Task goal
The records are to be copied exactly and in full.

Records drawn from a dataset
[Start of Attachment]

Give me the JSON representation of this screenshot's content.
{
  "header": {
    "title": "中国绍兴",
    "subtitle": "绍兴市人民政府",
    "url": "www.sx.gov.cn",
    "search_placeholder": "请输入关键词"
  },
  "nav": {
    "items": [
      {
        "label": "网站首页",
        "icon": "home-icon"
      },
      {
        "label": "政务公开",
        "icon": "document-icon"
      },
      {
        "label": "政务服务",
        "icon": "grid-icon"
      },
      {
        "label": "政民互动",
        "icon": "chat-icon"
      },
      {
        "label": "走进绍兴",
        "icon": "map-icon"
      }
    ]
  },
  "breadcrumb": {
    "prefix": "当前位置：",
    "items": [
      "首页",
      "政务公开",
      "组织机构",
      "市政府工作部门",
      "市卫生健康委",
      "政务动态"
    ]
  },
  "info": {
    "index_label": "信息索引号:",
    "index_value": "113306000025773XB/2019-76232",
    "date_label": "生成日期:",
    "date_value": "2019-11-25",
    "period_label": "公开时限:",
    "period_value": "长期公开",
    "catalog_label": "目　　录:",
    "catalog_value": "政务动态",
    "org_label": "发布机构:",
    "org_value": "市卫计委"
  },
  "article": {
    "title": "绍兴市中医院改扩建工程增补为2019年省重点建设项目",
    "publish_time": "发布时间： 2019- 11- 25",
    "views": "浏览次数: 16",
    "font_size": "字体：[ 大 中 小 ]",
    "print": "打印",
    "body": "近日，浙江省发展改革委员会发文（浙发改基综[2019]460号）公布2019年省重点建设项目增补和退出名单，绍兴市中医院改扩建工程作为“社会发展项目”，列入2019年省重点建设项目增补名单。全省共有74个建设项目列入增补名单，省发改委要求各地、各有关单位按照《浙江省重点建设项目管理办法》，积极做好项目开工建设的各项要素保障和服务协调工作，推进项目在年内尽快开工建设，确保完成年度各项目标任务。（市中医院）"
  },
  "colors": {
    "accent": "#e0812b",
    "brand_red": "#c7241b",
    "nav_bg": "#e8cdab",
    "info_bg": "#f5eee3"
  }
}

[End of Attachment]

Exercise response
Give me the JSON representation of this screenshot's content.
{
  "header": {
    "title": "中国绍兴",
    "subtitle": "绍兴市人民政府",
    "url": "www.sx.gov.cn",
    "search_placeholder": "请输入关键词"
  },
  "nav": {
    "items": [
      {
        "label": "网站首页",
        "icon": "home-icon"
      },
      {
        "label": "政务公开",
        "icon": "document-icon"
      },
      {
        "label": "政务服务",
        "icon": "grid-icon"
      },
      {
        "label": "政民互动",
        "icon": "chat-icon"
      },
      {
        "label": "走进绍兴",
        "icon": "map-icon"
      }
    ]
  },
  "breadcrumb": {
    "prefix": "当前位置：",
    "items": [
      "首页",
      "政务公开",
      "组织机构",
      "市政府工作部门",
      "市卫生健康委",
      "政务动态"
    ]
  },
  "info": {
    "index_label": "信息索引号:",
    "index_value": "113306000025773XB/2019-76232",
    "date_label": "生成日期:",
    "date_value": "2019-11-25",
    "period_label": "公开时限:",
    "period_value": "长期公开",
    "catalog_label": "目　　录:",
    "catalog_value": "政务动态",
    "org_label": "发布机构:",
    "org_value": "市卫计委"
  },
  "article": {
    "title": "绍兴市中医院改扩建工程增补为2019年省重点建设项目",
    "publish_time": "发布时间： 2019- 11- 25",
    "views": "浏览次数: 16",
    "font_size": "字体：[ 大 中 小 ]",
    "print": "打印",
    "body": "近日，浙江省发展改革委员会发文（浙发改基综[2019]460号）公布2019年省重点建设项目增补和退出名单，绍兴市中医院改扩建工程作为“社会发展项目”，列入2019年省重点建设项目增补名单。全省共有74个建设项目列入增补名单，省发改委要求各地、各有关单位按照《浙江省重点建设项目管理办法》，积极做好项目开工建设的各项要素保障和服务协调工作，推进项目在年内尽快开工建设，确保完成年度各项目标任务。（市中医院）"
  },
  "colors": {
    "accent": "#e0812b",
    "brand_red": "#c7241b",
    "nav_bg": "#e8cdab",
    "info_bg": "#f5eee3"
  }
}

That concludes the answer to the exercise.